Under Canada’s electoral system, a party usually needs about 40 percent of the vote to win a majority in the House of Commons. But a majority is also possible if the gap between the front-runners is more than 10 percentage points.
Complicating factors include the fact that a left-wing vote could be split between Liberals and New Democrats, or between New Democrats and candidates for the separatist Bloc Quebecois in Quebec, allowing a Conservative candidate to win a race with well under half the vote in an individual district.
In Quebec, Ekos found the Bloc Quebecois in the rare position of being in second place, behind the NDP.
Both the Liberals and the New Democrats want to increase corporate taxes, with the NDP advocating a bigger rise, to pay for increased social and education spending.
A Nanos Research poll also showed a rise in support for the NDP and had the Conservatives within reach of winning a majority in the election.
The Nanos tracking poll of three days of results put support for the Conservatives at 39 percent, down 0.1 point from Wednesday.
Support for the Liberals fell to 26.7 percent, from 28.4 percent on Wednesday, and down 5 points from the beginning of April.
The Conservatives had a minority in the last Parliament and needed support from at least one other party to stay in power.
The NDP stands at 22.1 percent of the vote, up 6 points in the Nanos poll since the beginning of April.
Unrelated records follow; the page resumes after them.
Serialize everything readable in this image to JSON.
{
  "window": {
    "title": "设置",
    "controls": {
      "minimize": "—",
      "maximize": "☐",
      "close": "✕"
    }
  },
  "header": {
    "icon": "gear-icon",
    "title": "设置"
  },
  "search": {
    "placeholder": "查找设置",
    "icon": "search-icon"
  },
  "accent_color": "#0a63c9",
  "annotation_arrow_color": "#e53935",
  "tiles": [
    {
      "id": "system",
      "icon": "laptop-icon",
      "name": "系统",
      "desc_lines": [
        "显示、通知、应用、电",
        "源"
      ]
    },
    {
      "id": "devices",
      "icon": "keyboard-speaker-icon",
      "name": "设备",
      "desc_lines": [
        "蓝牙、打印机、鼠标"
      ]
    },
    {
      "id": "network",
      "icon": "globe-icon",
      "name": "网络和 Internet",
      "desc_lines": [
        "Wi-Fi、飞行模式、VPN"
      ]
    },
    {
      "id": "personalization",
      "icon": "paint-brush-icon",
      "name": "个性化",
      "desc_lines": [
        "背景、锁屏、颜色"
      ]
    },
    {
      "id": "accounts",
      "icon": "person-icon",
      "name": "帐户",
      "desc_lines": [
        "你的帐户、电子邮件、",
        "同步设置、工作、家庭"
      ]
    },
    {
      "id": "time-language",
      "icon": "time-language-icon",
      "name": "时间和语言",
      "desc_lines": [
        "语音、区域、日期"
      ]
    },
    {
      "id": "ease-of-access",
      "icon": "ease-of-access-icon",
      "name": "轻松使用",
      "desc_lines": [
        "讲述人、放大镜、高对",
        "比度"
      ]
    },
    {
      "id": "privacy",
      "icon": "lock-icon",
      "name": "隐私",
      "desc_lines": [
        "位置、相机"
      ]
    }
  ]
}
Most of the NDP gains have come at the expense of the Liberals.
The daily Nanos tracking figures are based on a three-day rolling sample of 1,015 decided voters and are considered accurate within 3.1 percentage points 19 times out of 20.
The Ekos poll, released by iPolitics, surveyed 2,156 adult Canadians, including 1,981 decided voters between April 18 and April 20. It considers its results accurate within 2.1 percentage points, 19 times out of 20.
Reporting by Randall Palmer and Euan Rocha; editing by Janet Guttsman